garden of Eden, built along the contours of the natural landscape. Nusantara is expected to be completed in 2045, and the government says it will be more than three and a half times the size of Singapore and home to nearly 2 million people. Officials and developers claim it will have minimal impact on surrounding rainforests that are some of the oldest in the world.

SOFIAN SIBARANI, NUSANTARA ARCHITECTURAL DESIGNER: We have, in our -- in our guidelines, is all the buildings, especially key buildings or government buildings, needs to be green. Green building. It needs to be sensitive to the environment. It's also futuristic. It's a future smart city, smart government, smart society, smart infrastructure.


STOUT (voice-over): But some environmentalists disagree, warning of a potential habitat destruction.

AGUS BEI, MANGROVE ACTIVIST (through translator): The area is unique, with its national habitats and native species. And if its mangrove forests are destroyed, all the native species will be gone, too. And the next generations can only hear the stories about the species, because they don't exist anymore.

STOUT (voice-over): There is another concern about the project: the potential displacement of indigenous tribes.

UNIDENTIFIED MALE (through translator): The land and the farms are inherited from our ancestors. The land is the biggest asset of our tribe. For us, the farm is the source of life. If our land is taken away, how can we farm? How can we live?

STOUT (voice-over): To that, the government has said it will compensate landowners.

And there are also some critics who say, Indonesia should concentrate on fixing the problems in Jakarta, arguing millions of residents will remain in the current capital, struggling to cope with pollution, traffic and worsening floods.

DORINA POJANI, URBAN PLANNING EXPERT, UNIVERSITY OF QUEENSLAND: Will it relieve congestion in Jakarta? Will it make whoever is left behind in Jakarta get to live a bit better? Well, I don't think so.

STOUT (voice-over): As construction ramps up this year, many questions remain. But one thing is clear: the road to creating Nusantara, Indonesia's shining city on a hill, will likely be an uphill climb.

Kristie Lu Stout, CNN.


HARRAK: And I'll be speaking with Tiza Mafira, the director for the Climate Policy Initiative, Indonesia, in the next hour, to discuss the consequences of Indonesia's move to relocate its capital city. The Australian Open is underway, with one of the biggest names in the

draw-outs of the tournament before hitting a ball.

Wimbledon runner-up and Aussie favorite Nick Kyrgios has withdrawn with a knee injury.

The 27-year-old fan favorite was coming off the best season of his career, having lost to Novak Djokovic in the final of Wimbledon and winning the Australian Open doubles title.

The Aussie came into this year's tournament as one of the favorites to win the title.

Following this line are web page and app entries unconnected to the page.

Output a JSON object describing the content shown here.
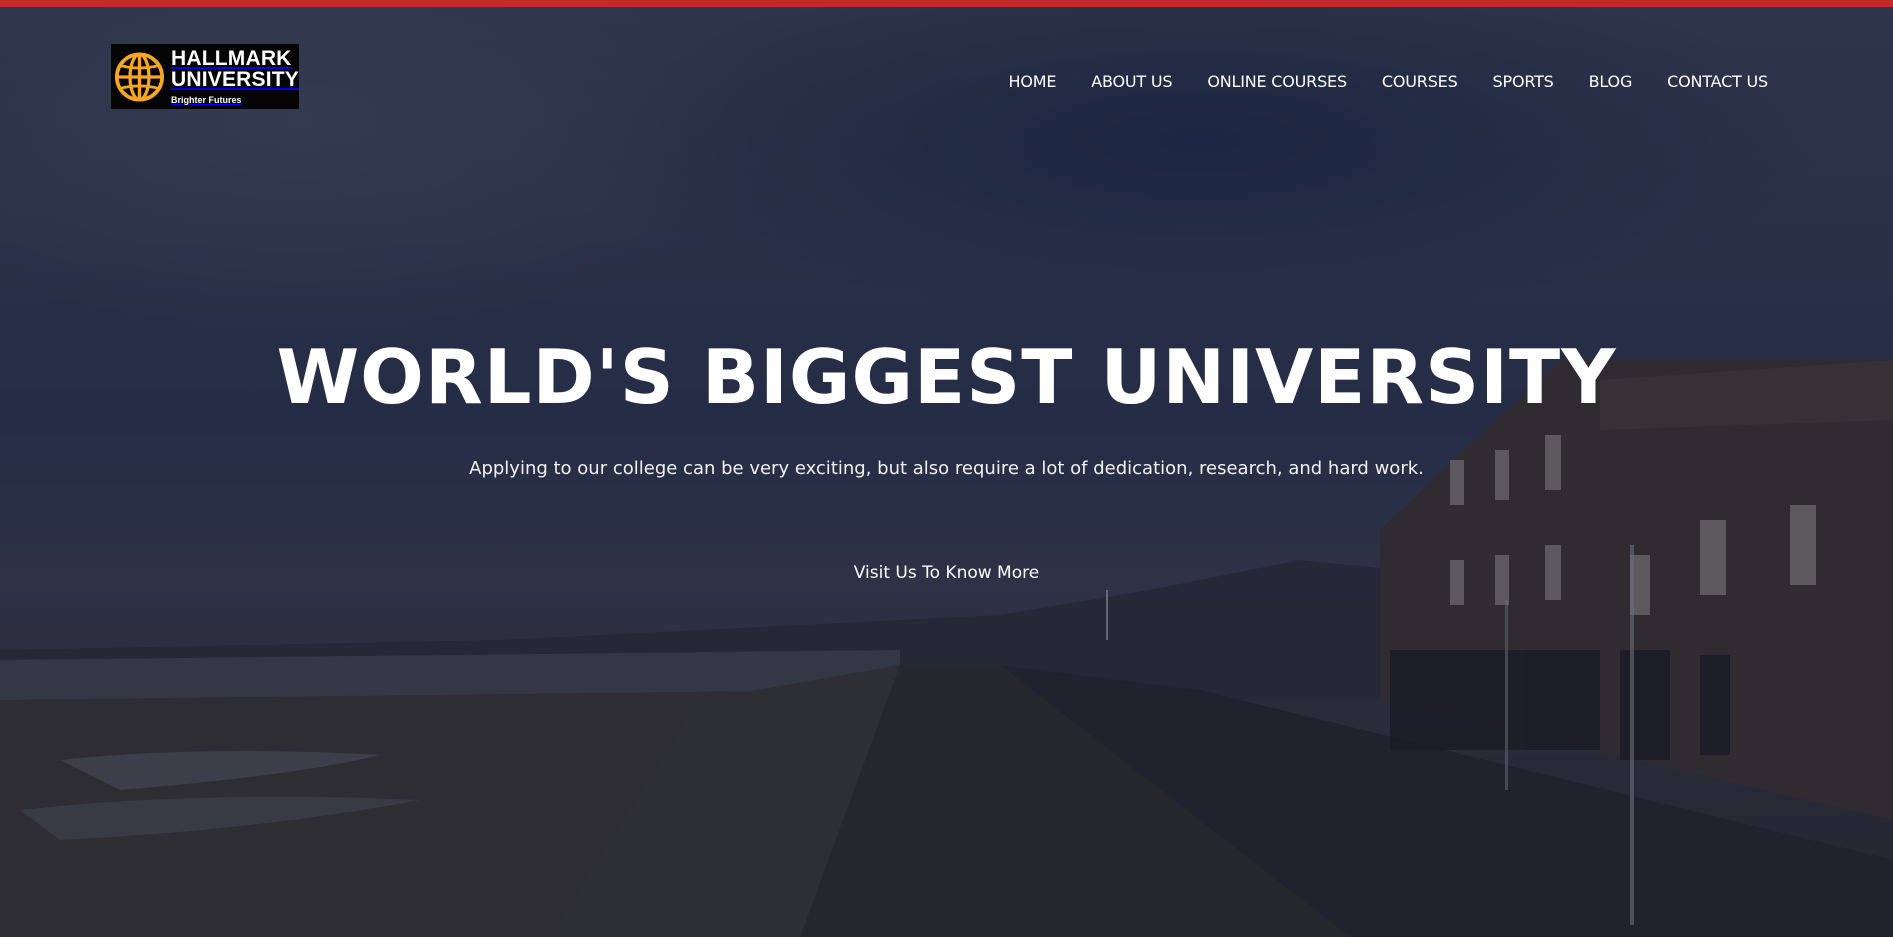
{
  "header": {
    "logo": {
      "brand_line_1": "HALLMARK",
      "brand_line_2": "UNIVERSITY",
      "tagline": "Brighter Futures",
      "icon": "globe-icon",
      "icon_color": "#f5a623"
    },
    "nav": {
      "items": [
        {
          "label": "HOME"
        },
        {
          "label": "ABOUT US"
        },
        {
          "label": "ONLINE COURSES"
        },
        {
          "label": "COURSES"
        },
        {
          "label": "SPORTS"
        },
        {
          "label": "BLOG"
        },
        {
          "label": "CONTACT US"
        }
      ]
    }
  },
  "hero": {
    "title": "WORLD'S BIGGEST UNIVERSITY",
    "subtitle": "Applying to our college can be very exciting, but also require a lot of dedication, research, and hard work.",
    "cta_label": "Visit Us To Know More"
  },
  "colors": {
    "accent_stripe": "#c22a2a",
    "overlay": "#161c34",
    "text": "#ffffff"
  }
}
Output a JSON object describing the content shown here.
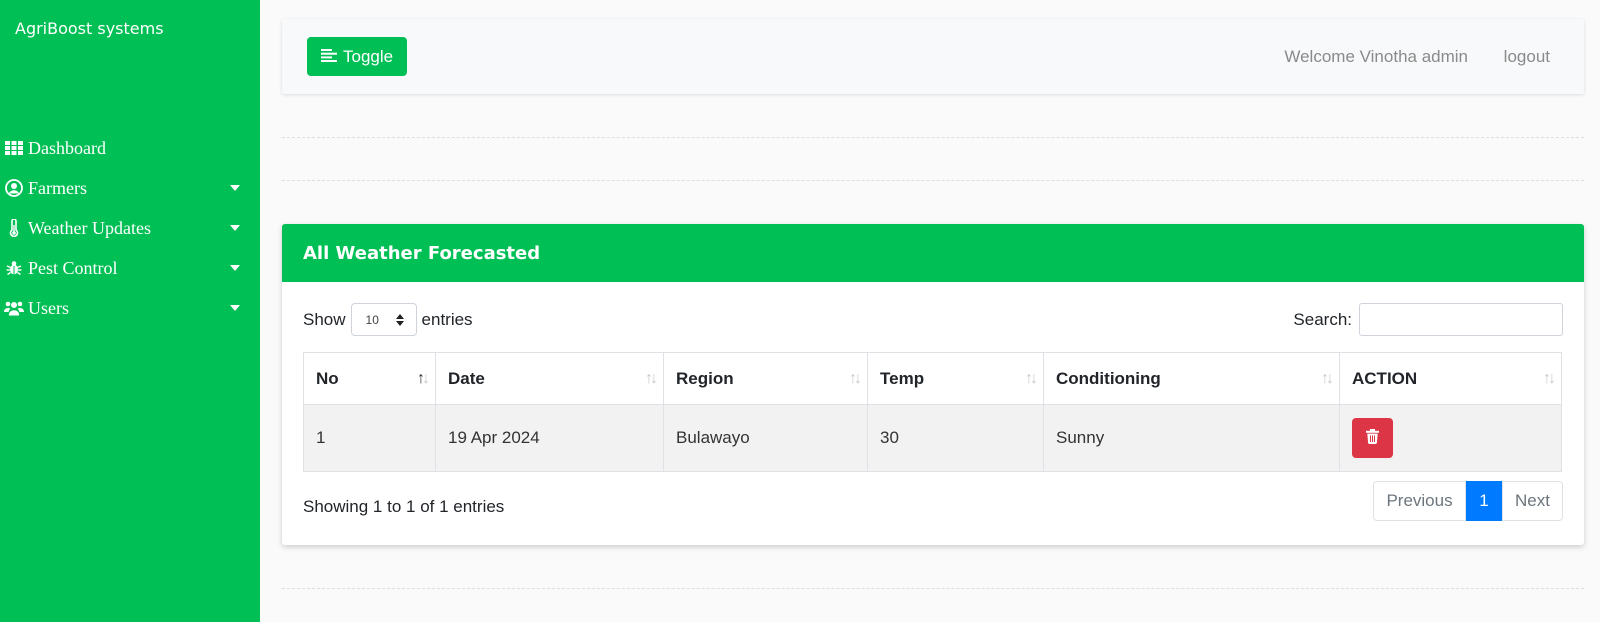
{
  "sidebar": {
    "brand": "AgriBoost systems",
    "items": [
      {
        "label": "Dashboard",
        "icon": "grid-icon",
        "has_submenu": false
      },
      {
        "label": "Farmers",
        "icon": "user-circle-icon",
        "has_submenu": true
      },
      {
        "label": "Weather Updates",
        "icon": "thermometer-icon",
        "has_submenu": true
      },
      {
        "label": "Pest Control",
        "icon": "bug-icon",
        "has_submenu": true
      },
      {
        "label": "Users",
        "icon": "users-icon",
        "has_submenu": true
      }
    ]
  },
  "topbar": {
    "toggle_label": "Toggle",
    "welcome": "Welcome Vinotha admin",
    "logout": "logout"
  },
  "card": {
    "title": "All Weather Forecasted",
    "length": {
      "prefix": "Show",
      "value": "10",
      "suffix": "entries"
    },
    "search_label": "Search:",
    "search_value": "",
    "columns": [
      "No",
      "Date",
      "Region",
      "Temp",
      "Conditioning",
      "ACTION"
    ],
    "rows": [
      {
        "no": "1",
        "date": "19 Apr 2024",
        "region": "Bulawayo",
        "temp": "30",
        "conditioning": "Sunny"
      }
    ],
    "info": "Showing 1 to 1 of 1 entries",
    "pagination": {
      "previous": "Previous",
      "current": "1",
      "next": "Next"
    }
  },
  "colors": {
    "brand_green": "#00bf55",
    "danger": "#dc3545",
    "primary": "#007bff"
  }
}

Well, meanwhile, defending champ Rafael Nadal is currently on court in his opening match. The Spaniard took the first set, seven games to five, against the young Brit, Jack Draper, but has just dropped a second set, 6 to 2.

Well, Nadal's archnemesis, Novak Djokovic, will begin his campaign on Tuesday after missing out on last year's Aussie Open, when he was deported for not being vaccinated against COVID-19. But despite the events of last year, the Serbian isn't holding any grudges.


NOVAK DJOKOVIC, MEN'S WORLD #5 IN TENNIS: If I do hold grudges, and probably if I'm not able to move on, I wouldn't be here, you know. And also, I have to say that the amount of positive experiences I had in Australia overwhelm the negative experience, maybe, of last year.

So, you know, my impression of Australia and my, you know, vision of Australia has always been very positive, and that has reflected on my performance. And my results are a testament to how I feel here.


HARRAK: And we have plenty more sports action ahead, including a roundup of Sunday's NFL playoff action, coming up next in WORLD SPORT.

For now, thank you so much for joining us. I'm Laila Harrak. I'll be back in 15 minutes with more CNN NEWSROOM.